Coach Tom Bass, author of the books: Football Skills and Drills, and Play Football the NFL Way, and defensive coordinator of the Tampa Bay Buccaneers under John McKay once told me at a coaching clinic a handful of years ago that the best advice he could give me as a head coach was to never allow a father to coach his own son.
He made it a point to recommend to me that if I had no other choice and had to have fathers coaching out of necessity - that the responsibility of coaching for those fathers in question was some other position than the ones their respective children played.
Why was a coach who literally wrote the textbooks on coaching modern youth football so opposed to having fathers coach their sons? Coach Bass explained it to me this way: "Every parent believes their child is the most capable, best player on the field - and that is OK." But you as a head coach have 22 positions on the football field to fill and 30-35 players to do it with. A player - no matter how good - cannot play two positions on defense at the same time nor can that player be responsible for two positions on offense at the same time.
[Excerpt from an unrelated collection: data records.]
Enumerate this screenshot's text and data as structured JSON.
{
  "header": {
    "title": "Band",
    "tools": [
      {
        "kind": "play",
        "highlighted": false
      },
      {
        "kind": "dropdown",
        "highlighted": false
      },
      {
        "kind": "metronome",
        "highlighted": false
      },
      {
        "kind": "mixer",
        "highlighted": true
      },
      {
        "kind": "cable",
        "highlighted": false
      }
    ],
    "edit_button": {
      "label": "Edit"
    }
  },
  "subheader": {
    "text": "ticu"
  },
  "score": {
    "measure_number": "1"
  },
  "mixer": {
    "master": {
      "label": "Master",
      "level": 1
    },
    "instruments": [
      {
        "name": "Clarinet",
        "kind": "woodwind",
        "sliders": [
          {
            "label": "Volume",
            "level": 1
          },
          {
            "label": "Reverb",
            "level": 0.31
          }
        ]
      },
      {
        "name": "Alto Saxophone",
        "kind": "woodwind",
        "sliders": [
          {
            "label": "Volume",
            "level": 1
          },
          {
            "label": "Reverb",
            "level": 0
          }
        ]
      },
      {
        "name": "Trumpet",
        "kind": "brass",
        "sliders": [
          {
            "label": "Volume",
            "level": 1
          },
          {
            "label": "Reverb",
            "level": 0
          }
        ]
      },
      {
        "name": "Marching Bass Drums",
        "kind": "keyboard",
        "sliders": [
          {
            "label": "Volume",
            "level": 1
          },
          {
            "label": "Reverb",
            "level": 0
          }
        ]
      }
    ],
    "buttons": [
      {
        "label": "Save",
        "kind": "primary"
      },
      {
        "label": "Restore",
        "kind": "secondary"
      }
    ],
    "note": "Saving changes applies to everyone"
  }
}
Thirty players cannot all play quarterback or running back. And if a parent is coaching his child, that expectation will be there to some varying degree in the form of favoritism or nepotism.
Moreover, Coach Bass went on to note that fathers who coach their own sons have little real value because fathers tend to be harder on their own children. Often times, they are short with their children when they error or yell at their sons when they fail, which limits the benefit of their coaching or even negates it entirely. It also lessens the capacity of your own coaching points because a father always trumps a coach, and it is certain to have a negative affect on that child's playing ability.
In psychology, there is a branch of analysis called the "Affect Theory" and three of the cautionary negative affects: anger in the form of a clenched jaw, disgust in the form of a lower lip raise, and shame and humiliation in the form of a head down, all negatively impact optimal mental health. And as a parent whose children play sports will attest, these "affects" are all commonly found at youth sporting events.
Criticism is important because it acts as a rite of passage from youth to responsible adulthood. But if you are a father who is a coach, the criticism lines tend to blur and that confusion can be detrimental to a child. Frank Leahy, a championship coach of Notre Dame, once remarked, "Criticism is like money. A player should not worry about receiving it. He should only worry about a lack of it." A player cannot improve if he doesn't know what he's doing incorrectly. And a father/coach will either be too critical and have it fall on deaf ears or not be critical enough and risk hampering the development of his player.
Coach Wade of Football for Youth.com estimates that between 75 and 80 percent of youth coaches get involved in coaching because of their own children. So it seems by that estimate, it would be nearly impossible to avoid such pitfalls, but the effort should be made. There are coaches - most of whom do it for a profession rather than a father-son picnic - that are dedicated equally and serve the community with bias. Those coaches should not only be appreciated by parents and leagues, but promoted accordingly.